_Task details_
Your copy of the listing should match it exactly, only without pictures.

_Input_
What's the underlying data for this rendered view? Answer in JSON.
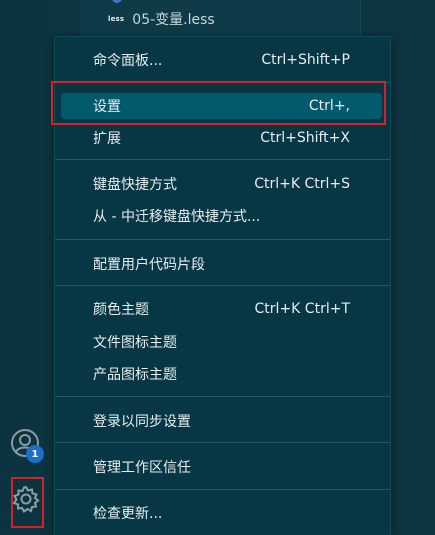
{
  "explorer": {
    "file_name": "05-变量.less",
    "file_badge": "less"
  },
  "activity_bar": {
    "accounts_badge": "1"
  },
  "menu": {
    "items": [
      {
        "label": "命令面板...",
        "shortcut": "Ctrl+Shift+P"
      },
      {
        "label": "设置",
        "shortcut": "Ctrl+,"
      },
      {
        "label": "扩展",
        "shortcut": "Ctrl+Shift+X"
      },
      {
        "label": "键盘快捷方式",
        "shortcut": "Ctrl+K Ctrl+S"
      },
      {
        "label": "从 - 中迁移键盘快捷方式...",
        "shortcut": ""
      },
      {
        "label": "配置用户代码片段",
        "shortcut": ""
      },
      {
        "label": "颜色主题",
        "shortcut": "Ctrl+K Ctrl+T"
      },
      {
        "label": "文件图标主题",
        "shortcut": ""
      },
      {
        "label": "产品图标主题",
        "shortcut": ""
      },
      {
        "label": "登录以同步设置",
        "shortcut": ""
      },
      {
        "label": "管理工作区信任",
        "shortcut": ""
      },
      {
        "label": "检查更新...",
        "shortcut": ""
      }
    ]
  }
}
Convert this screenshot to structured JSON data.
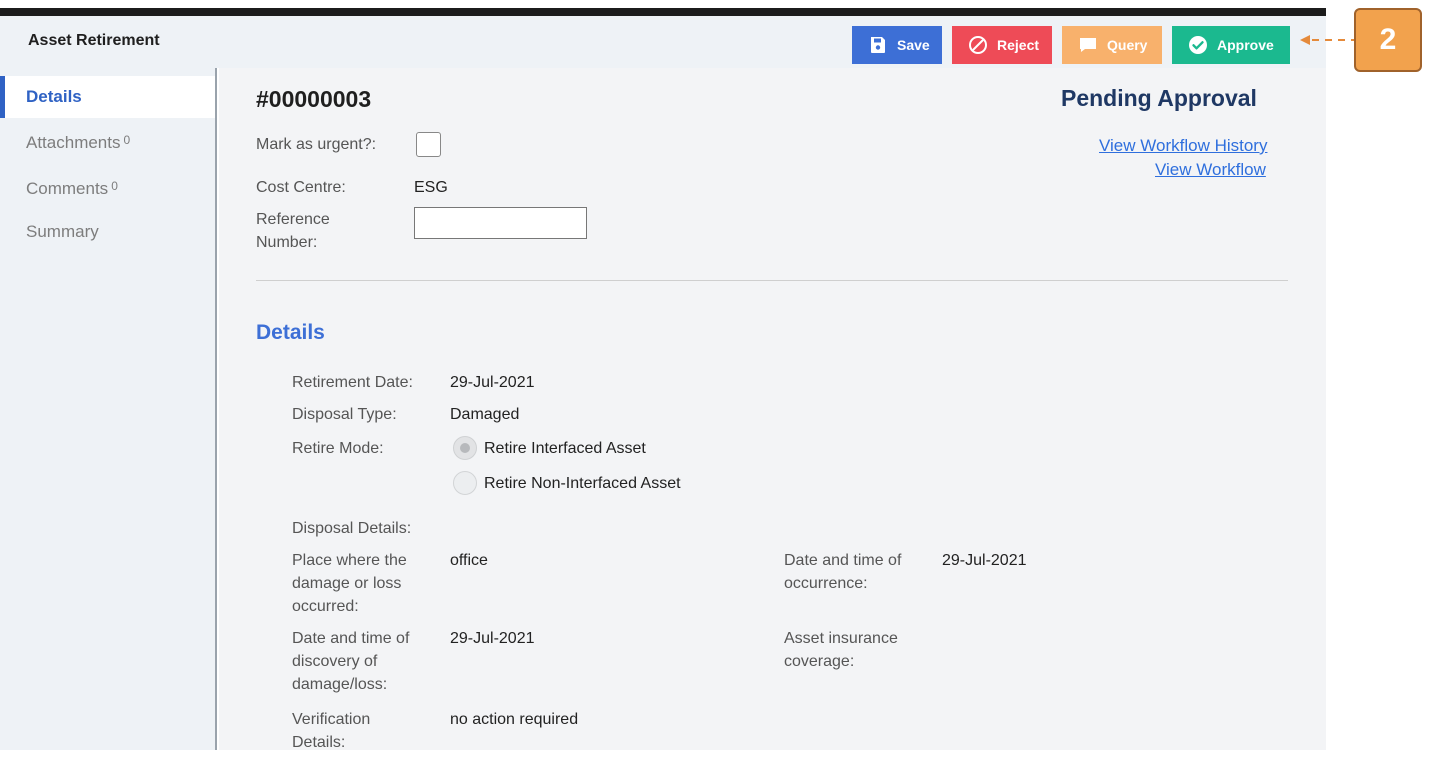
{
  "app": {
    "title": "Asset Retirement"
  },
  "toolbar": {
    "save_label": "Save",
    "reject_label": "Reject",
    "query_label": "Query",
    "approve_label": "Approve"
  },
  "callout": {
    "number": "2"
  },
  "sidebar": {
    "items": [
      {
        "label": "Details",
        "count": ""
      },
      {
        "label": "Attachments",
        "count": "0"
      },
      {
        "label": "Comments",
        "count": "0"
      },
      {
        "label": "Summary",
        "count": ""
      }
    ]
  },
  "record": {
    "number": "#00000003",
    "status": "Pending Approval",
    "links": {
      "history": "View Workflow History",
      "workflow": "View Workflow"
    },
    "urgent_label": "Mark as urgent?:",
    "cost_centre_label": "Cost Centre:",
    "cost_centre_value": "ESG",
    "reference_label_line1": "Reference",
    "reference_label_line2": "Number:",
    "reference_value": ""
  },
  "details": {
    "section_title": "Details",
    "retirement_date_label": "Retirement Date:",
    "retirement_date_value": "29-Jul-2021",
    "disposal_type_label": "Disposal Type:",
    "disposal_type_value": "Damaged",
    "retire_mode_label": "Retire Mode:",
    "retire_mode_options": [
      "Retire Interfaced Asset",
      "Retire Non-Interfaced Asset"
    ],
    "retire_mode_selected": "Retire Interfaced Asset",
    "disposal_details_label": "Disposal Details:",
    "place_label": [
      "Place where the",
      "damage or loss",
      "occurred:"
    ],
    "place_value": "office",
    "occurrence_label": [
      "Date and time of",
      "occurrence:"
    ],
    "occurrence_value": "29-Jul-2021",
    "discovery_label": [
      "Date and time of",
      "discovery of",
      "damage/loss:"
    ],
    "discovery_value": "29-Jul-2021",
    "insurance_label": [
      "Asset insurance",
      "coverage:"
    ],
    "insurance_value": "",
    "verification_label": [
      "Verification",
      "Details:"
    ],
    "verification_value": "no action required"
  },
  "colors": {
    "save": "#3d6fd6",
    "reject": "#ee4b57",
    "query": "#f8b16c",
    "approve": "#1bb98f",
    "accent": "#2f62c4",
    "status": "#1f3864",
    "callout": "#f2a24d"
  },
  "icons": {
    "save": "floppy-disk-icon",
    "reject": "prohibited-icon",
    "query": "speech-bubble-icon",
    "approve": "check-circle-icon"
  }
}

_Result_
What's the underlying data for this rendered view? Answer in JSON.
{
  "explorer": {
    "file_name": "05-变量.less",
    "file_badge": "less"
  },
  "activity_bar": {
    "accounts_badge": "1"
  },
  "menu": {
    "items": [
      {
        "label": "命令面板...",
        "shortcut": "Ctrl+Shift+P"
      },
      {
        "label": "设置",
        "shortcut": "Ctrl+,"
      },
      {
        "label": "扩展",
        "shortcut": "Ctrl+Shift+X"
      },
      {
        "label": "键盘快捷方式",
        "shortcut": "Ctrl+K Ctrl+S"
      },
      {
        "label": "从 - 中迁移键盘快捷方式...",
        "shortcut": ""
      },
      {
        "label": "配置用户代码片段",
        "shortcut": ""
      },
      {
        "label": "颜色主题",
        "shortcut": "Ctrl+K Ctrl+T"
      },
      {
        "label": "文件图标主题",
        "shortcut": ""
      },
      {
        "label": "产品图标主题",
        "shortcut": ""
      },
      {
        "label": "登录以同步设置",
        "shortcut": ""
      },
      {
        "label": "管理工作区信任",
        "shortcut": ""
      },
      {
        "label": "检查更新...",
        "shortcut": ""
      }
    ]
  }
}
Convert this screenshot to structured JSON data.
{
  "app": {
    "title": "Asset Retirement"
  },
  "toolbar": {
    "save_label": "Save",
    "reject_label": "Reject",
    "query_label": "Query",
    "approve_label": "Approve"
  },
  "callout": {
    "number": "2"
  },
  "sidebar": {
    "items": [
      {
        "label": "Details",
        "count": ""
      },
      {
        "label": "Attachments",
        "count": "0"
      },
      {
        "label": "Comments",
        "count": "0"
      },
      {
        "label": "Summary",
        "count": ""
      }
    ]
  },
  "record": {
    "number": "#00000003",
    "status": "Pending Approval",
    "links": {
      "history": "View Workflow History",
      "workflow": "View Workflow"
    },
    "urgent_label": "Mark as urgent?:",
    "cost_centre_label": "Cost Centre:",
    "cost_centre_value": "ESG",
    "reference_label_line1": "Reference",
    "reference_label_line2": "Number:",
    "reference_value": ""
  },
  "details": {
    "section_title": "Details",
    "retirement_date_label": "Retirement Date:",
    "retirement_date_value": "29-Jul-2021",
    "disposal_type_label": "Disposal Type:",
    "disposal_type_value": "Damaged",
    "retire_mode_label": "Retire Mode:",
    "retire_mode_options": [
      "Retire Interfaced Asset",
      "Retire Non-Interfaced Asset"
    ],
    "retire_mode_selected": "Retire Interfaced Asset",
    "disposal_details_label": "Disposal Details:",
    "place_label": [
      "Place where the",
      "damage or loss",
      "occurred:"
    ],
    "place_value": "office",
    "occurrence_label": [
      "Date and time of",
      "occurrence:"
    ],
    "occurrence_value": "29-Jul-2021",
    "discovery_label": [
      "Date and time of",
      "discovery of",
      "damage/loss:"
    ],
    "discovery_value": "29-Jul-2021",
    "insurance_label": [
      "Asset insurance",
      "coverage:"
    ],
    "insurance_value": "",
    "verification_label": [
      "Verification",
      "Details:"
    ],
    "verification_value": "no action required"
  },
  "colors": {
    "save": "#3d6fd6",
    "reject": "#ee4b57",
    "query": "#f8b16c",
    "approve": "#1bb98f",
    "accent": "#2f62c4",
    "status": "#1f3864",
    "callout": "#f2a24d"
  },
  "icons": {
    "save": "floppy-disk-icon",
    "reject": "prohibited-icon",
    "query": "speech-bubble-icon",
    "approve": "check-circle-icon"
  }
}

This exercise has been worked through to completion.